Cinema has been forced to innovate ... and quickly. We’ve already seen the swift introduction of drive-in and rooftop cinemas in the UAE, which have helped Reel and Vox Cinema chains to restart revenue generation. Although these drive-ins help to keep the appetite for the cinema satisfied in a socially distanced way for now, they offer just a stopgap arrangement to getting cinemagoers back to see latest new releases.

In many ways, the region is much more likely to regain its love for the big screen quickly. Rather than the situation in the UK (where the tendency is usually to upgrade old locations), cinema screens in the Middle East are already predominantly high quality, featuring slick digital screens. The region’s cinemagoers are already used to experiencing the higher end of what cinema has to offer in terms of sound and picture.

And to an audience no stranger to premium environments, one operator’s offer of renting entire screens to small audiences during the area’s lockdown didn’t seem out of place.

Cosy confines

New cinema locations make a natural partner in many of the mall and entertainment projects. With the region well-primed with audiences used to the premium experience, a number of standout developments in progress, and a thriving cinema exhibition market (at least pre-pandemic), we believe there is an appetite to make the most of these factors and develop a world-leading cinema project.

It’s the layout

We have amassed over 30 years of cinema design experience, and even before the pandemic hit, were working on a concept that could prove the ideal offering.

The Ōma Cinema takes a different approach to cinema layout. Rather than seating the audience in banked rows, cinemagoers are instead seated on separate, innately social-distanced balconies, which can be tailored to cinema exhibitors’ needs and differentiated between ‘pods’.

One balcony can feature VIP-style luxury armchairs while the next is tailored for family seating, and the next to a more standard three-row design. This modular design allows cinemas to make the most of available space while also offering different groups different experiences at the same time and in the same room.

This balcony design provides each ‘pod’ with an unrestricted view of the film, and it utilises the full height of the screen to be able to seat the audience much closer to the action.

Change is now inevitable

Oma Cinema
A futuristic version of a cinema? That future could have just come closer than you think. Image Credit: Gulf News Archive
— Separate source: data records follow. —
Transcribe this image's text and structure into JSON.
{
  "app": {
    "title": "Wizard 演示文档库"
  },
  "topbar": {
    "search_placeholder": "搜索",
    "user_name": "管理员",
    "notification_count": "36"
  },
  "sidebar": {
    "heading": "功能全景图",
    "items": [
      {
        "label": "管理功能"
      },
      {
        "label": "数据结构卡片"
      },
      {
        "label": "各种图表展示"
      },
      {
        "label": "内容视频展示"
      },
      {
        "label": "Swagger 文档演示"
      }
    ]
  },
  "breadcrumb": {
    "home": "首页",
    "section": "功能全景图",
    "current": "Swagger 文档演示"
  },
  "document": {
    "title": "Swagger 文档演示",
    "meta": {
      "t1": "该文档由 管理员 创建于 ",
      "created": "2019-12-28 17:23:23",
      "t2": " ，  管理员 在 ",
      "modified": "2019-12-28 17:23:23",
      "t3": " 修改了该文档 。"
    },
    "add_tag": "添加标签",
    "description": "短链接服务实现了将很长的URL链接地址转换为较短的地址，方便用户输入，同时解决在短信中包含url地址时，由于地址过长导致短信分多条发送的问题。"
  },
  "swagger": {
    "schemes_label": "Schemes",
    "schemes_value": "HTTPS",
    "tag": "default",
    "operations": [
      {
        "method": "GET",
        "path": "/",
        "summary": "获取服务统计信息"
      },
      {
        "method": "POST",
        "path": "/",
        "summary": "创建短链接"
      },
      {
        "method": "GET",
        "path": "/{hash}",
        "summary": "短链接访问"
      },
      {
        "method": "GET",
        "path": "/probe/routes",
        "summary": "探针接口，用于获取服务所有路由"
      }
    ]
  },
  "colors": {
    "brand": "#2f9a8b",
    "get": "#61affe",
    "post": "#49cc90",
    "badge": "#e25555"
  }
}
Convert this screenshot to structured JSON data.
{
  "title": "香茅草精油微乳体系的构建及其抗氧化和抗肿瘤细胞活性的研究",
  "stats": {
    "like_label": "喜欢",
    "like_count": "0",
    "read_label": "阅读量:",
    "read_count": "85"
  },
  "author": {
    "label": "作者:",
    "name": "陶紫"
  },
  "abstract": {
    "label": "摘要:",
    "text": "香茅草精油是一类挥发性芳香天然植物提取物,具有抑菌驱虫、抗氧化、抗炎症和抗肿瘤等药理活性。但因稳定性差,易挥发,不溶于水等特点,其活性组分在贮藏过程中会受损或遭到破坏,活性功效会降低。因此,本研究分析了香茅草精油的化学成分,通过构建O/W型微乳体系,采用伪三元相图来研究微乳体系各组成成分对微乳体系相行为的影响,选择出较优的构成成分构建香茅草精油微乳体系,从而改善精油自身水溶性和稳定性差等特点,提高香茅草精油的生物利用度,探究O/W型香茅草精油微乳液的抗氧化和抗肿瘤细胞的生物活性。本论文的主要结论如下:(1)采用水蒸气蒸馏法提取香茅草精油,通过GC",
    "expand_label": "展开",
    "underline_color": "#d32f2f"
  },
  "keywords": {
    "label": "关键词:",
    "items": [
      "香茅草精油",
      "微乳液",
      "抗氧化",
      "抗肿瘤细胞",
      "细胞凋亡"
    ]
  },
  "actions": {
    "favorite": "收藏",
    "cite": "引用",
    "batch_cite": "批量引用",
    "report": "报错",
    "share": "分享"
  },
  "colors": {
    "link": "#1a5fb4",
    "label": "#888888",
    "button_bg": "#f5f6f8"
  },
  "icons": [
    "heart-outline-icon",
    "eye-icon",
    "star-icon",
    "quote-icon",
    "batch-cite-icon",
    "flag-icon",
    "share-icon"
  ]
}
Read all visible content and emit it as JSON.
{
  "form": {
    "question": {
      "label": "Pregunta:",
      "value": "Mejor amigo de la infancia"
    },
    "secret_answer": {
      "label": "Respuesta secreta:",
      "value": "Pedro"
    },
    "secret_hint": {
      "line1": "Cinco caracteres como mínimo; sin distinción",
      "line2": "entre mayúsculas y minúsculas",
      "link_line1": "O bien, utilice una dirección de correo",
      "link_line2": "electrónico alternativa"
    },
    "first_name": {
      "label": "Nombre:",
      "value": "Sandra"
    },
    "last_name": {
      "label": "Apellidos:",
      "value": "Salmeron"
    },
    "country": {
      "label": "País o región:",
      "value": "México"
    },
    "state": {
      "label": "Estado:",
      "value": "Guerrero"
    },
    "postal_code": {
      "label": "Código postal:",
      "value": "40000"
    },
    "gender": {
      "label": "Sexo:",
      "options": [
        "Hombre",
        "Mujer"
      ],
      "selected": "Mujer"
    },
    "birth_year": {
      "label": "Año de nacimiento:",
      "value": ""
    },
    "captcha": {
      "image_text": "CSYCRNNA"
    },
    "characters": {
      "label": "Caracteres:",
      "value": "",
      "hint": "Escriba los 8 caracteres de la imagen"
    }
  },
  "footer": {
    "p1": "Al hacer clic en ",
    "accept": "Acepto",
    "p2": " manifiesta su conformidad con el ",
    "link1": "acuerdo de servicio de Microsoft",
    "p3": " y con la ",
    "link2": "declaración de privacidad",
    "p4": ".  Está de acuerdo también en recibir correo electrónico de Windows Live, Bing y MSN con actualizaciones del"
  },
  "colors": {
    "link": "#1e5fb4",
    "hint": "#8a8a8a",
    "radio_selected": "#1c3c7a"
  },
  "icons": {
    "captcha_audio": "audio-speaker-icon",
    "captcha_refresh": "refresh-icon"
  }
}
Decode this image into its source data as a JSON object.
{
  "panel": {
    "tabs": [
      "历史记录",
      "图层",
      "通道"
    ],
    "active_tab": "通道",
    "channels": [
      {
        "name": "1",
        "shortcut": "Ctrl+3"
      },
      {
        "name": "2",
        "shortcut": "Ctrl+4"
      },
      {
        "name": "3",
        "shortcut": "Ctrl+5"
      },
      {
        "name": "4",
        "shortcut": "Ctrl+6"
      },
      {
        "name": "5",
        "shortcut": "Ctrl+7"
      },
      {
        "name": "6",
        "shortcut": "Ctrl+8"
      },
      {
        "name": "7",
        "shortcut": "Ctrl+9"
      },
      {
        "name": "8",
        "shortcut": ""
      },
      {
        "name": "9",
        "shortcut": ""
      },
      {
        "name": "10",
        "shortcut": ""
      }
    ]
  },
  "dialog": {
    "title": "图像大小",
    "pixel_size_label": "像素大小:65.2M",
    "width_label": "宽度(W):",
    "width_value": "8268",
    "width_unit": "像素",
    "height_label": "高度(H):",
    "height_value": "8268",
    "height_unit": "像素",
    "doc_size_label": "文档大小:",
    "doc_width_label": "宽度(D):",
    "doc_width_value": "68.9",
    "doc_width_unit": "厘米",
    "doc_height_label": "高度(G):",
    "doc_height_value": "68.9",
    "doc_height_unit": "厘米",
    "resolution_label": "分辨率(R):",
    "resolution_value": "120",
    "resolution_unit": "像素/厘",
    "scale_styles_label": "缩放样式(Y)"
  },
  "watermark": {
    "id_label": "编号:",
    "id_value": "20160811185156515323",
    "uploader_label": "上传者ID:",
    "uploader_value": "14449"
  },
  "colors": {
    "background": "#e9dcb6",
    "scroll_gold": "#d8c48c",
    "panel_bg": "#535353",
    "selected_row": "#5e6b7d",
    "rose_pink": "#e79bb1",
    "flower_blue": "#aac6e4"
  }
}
This is more than just a design however, as the first Ōma Cinema is already under construction in Paris — a market with demanding and discerning cinema audiences. In exploring options that move away from the ‘standard’ for cinema seating layouts, the Mena region could create a completely new approach to the cinema experience. One that has already connected with audiences globally.

When it comes to the challenges facing cinema operators once the pandemic wanes, considering the physical cinema space in an entirely different way could mean a revolution in how cinema is enjoyed by audiences. Such an approach could also be just the way to showcase the region’s burgeoning film production sector too, not to mention some of the world’s leading cinema sites when it comes to hosting premieres.

It is hoped the cinema industry will be able to rebound from pandemic closures more quickly than in some other countries. As the number of screens is expanding so dramatically and the area launching so many world-leading physical developments, rethinking the approach to cinema design and seizing the opportunity to bring a whole new level to the experience could dramatically improve audience trust in coming back.

It could also place the Middle East firmly at the forefront of a cinema exhibition revolution with spaces that are truly ground-breaking.

- Nicolas Chican is Co-founder of the ma Cinema.